WHAT IS EXPECTED:
In the entries below, find each line where the word "that" appears and give only the total count of such lines.

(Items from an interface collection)
•••

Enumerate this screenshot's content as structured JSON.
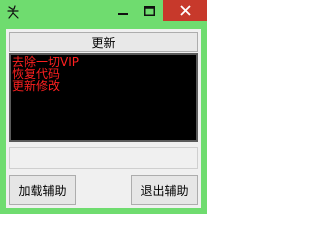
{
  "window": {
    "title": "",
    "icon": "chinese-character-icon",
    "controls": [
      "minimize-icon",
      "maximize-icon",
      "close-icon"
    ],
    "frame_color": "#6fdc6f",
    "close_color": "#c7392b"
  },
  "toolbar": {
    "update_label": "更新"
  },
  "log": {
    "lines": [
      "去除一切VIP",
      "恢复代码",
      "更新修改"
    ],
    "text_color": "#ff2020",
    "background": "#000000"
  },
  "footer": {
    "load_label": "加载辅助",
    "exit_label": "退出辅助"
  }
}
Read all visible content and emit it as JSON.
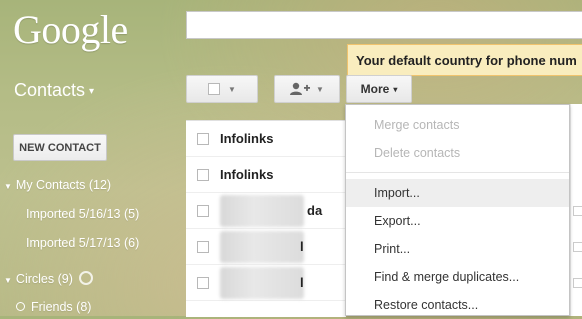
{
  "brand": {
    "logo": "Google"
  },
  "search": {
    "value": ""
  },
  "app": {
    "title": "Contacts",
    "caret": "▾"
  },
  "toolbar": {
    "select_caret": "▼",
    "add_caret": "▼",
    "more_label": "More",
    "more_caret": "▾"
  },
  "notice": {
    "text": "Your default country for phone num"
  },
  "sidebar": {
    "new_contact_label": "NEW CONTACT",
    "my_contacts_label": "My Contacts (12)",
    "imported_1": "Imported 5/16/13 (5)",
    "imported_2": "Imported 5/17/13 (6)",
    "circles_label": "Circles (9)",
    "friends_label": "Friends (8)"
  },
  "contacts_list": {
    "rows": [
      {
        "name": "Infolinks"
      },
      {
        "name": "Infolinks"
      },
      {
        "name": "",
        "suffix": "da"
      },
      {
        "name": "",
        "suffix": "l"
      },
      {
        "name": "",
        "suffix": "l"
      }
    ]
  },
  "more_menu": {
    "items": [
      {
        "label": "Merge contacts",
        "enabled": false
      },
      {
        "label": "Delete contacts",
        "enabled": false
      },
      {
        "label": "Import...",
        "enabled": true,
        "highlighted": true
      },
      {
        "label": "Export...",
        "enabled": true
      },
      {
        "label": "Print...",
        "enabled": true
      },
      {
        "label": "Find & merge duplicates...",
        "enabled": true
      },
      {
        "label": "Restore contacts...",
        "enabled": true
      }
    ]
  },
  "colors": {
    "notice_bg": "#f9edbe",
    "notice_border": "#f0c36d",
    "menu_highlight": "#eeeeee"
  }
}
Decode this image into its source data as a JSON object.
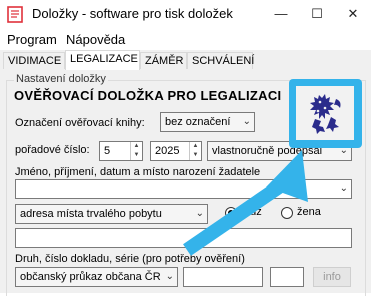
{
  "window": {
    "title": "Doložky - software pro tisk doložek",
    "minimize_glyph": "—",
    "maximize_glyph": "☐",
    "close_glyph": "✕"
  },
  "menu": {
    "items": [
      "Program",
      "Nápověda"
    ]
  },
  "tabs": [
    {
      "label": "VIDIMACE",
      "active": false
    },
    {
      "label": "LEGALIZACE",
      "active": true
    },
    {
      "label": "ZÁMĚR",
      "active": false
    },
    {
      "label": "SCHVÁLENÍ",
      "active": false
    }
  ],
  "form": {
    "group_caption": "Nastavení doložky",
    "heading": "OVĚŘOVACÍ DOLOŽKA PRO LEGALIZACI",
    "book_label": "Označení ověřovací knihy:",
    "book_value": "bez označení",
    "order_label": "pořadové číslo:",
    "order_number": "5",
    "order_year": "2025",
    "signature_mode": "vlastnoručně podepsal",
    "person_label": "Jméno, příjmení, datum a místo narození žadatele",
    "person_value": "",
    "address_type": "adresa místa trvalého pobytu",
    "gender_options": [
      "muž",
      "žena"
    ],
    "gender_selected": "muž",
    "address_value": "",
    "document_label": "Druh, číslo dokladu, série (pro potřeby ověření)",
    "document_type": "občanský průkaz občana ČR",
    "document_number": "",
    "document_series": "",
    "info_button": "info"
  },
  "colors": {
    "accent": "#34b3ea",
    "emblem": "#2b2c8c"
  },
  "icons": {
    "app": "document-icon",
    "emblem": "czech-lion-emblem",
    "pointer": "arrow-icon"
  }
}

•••

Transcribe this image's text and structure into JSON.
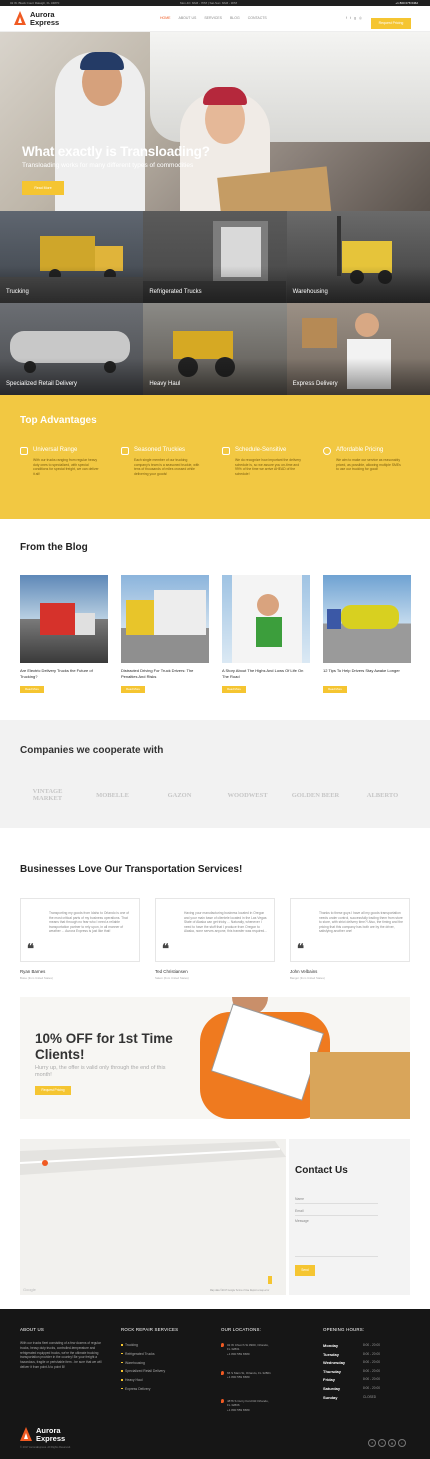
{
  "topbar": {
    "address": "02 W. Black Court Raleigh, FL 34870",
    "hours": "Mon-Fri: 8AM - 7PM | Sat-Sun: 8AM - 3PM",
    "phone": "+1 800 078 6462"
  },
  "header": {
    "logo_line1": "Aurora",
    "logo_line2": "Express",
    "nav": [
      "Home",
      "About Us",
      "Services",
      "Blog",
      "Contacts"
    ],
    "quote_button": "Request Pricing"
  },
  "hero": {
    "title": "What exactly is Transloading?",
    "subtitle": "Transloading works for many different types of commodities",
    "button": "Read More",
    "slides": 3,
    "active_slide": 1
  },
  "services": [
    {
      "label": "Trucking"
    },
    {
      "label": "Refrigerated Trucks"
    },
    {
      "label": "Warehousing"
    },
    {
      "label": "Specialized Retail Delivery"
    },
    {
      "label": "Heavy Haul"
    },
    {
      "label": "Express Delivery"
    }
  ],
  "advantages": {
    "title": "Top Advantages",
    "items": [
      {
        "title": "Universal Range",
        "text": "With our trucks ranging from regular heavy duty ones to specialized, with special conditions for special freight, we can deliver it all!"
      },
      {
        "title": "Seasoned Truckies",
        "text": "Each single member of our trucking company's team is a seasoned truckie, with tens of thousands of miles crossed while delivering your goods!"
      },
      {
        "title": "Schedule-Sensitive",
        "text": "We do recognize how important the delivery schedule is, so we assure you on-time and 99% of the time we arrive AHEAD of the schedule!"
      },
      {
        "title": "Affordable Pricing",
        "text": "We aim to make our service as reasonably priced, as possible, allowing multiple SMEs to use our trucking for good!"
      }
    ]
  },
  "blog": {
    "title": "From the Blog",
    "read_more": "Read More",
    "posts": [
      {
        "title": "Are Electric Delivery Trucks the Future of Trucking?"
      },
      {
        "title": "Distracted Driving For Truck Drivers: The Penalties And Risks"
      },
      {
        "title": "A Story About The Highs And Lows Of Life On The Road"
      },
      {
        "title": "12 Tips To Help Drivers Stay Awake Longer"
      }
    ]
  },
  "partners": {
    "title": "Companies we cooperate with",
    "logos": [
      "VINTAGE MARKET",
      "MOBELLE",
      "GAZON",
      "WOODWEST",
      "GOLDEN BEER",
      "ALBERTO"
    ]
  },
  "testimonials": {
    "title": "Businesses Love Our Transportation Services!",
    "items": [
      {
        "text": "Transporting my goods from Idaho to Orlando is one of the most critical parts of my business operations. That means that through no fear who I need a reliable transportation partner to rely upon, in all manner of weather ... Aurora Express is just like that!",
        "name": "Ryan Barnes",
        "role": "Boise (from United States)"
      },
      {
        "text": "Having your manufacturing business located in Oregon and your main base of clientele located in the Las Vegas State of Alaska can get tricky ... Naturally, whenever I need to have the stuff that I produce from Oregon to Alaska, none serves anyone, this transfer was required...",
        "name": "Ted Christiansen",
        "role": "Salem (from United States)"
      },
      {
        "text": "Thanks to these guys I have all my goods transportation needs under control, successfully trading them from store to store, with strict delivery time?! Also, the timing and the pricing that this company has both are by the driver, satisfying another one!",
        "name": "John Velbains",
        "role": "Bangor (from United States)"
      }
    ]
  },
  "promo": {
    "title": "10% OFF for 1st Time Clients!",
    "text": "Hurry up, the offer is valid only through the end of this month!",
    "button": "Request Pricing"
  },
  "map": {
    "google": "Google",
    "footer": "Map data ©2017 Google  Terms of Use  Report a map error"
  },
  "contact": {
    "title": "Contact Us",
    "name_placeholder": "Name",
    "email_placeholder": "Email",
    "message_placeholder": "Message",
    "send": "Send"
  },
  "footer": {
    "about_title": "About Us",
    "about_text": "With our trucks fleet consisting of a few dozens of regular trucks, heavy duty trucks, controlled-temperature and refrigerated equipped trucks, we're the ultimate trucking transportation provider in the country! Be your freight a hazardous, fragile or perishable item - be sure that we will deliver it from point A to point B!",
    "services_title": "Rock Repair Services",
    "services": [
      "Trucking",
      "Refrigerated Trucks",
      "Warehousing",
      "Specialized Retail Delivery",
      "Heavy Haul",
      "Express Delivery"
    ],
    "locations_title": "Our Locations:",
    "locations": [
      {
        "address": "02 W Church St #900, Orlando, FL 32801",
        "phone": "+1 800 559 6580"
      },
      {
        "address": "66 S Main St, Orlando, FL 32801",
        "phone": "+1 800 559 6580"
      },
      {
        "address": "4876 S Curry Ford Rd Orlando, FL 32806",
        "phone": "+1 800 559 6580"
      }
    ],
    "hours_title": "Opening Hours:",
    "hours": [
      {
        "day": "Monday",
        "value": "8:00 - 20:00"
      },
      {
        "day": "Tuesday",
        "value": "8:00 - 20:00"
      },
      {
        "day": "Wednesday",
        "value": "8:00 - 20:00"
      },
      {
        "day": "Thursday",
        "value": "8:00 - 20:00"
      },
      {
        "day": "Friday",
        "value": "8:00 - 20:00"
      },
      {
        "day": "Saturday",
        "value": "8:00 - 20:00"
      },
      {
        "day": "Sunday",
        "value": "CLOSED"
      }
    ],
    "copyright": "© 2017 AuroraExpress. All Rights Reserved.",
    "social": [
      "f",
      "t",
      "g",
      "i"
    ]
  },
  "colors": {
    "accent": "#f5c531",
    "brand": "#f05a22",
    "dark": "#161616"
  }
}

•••

RESULT FOR THIS EXERCISE:
4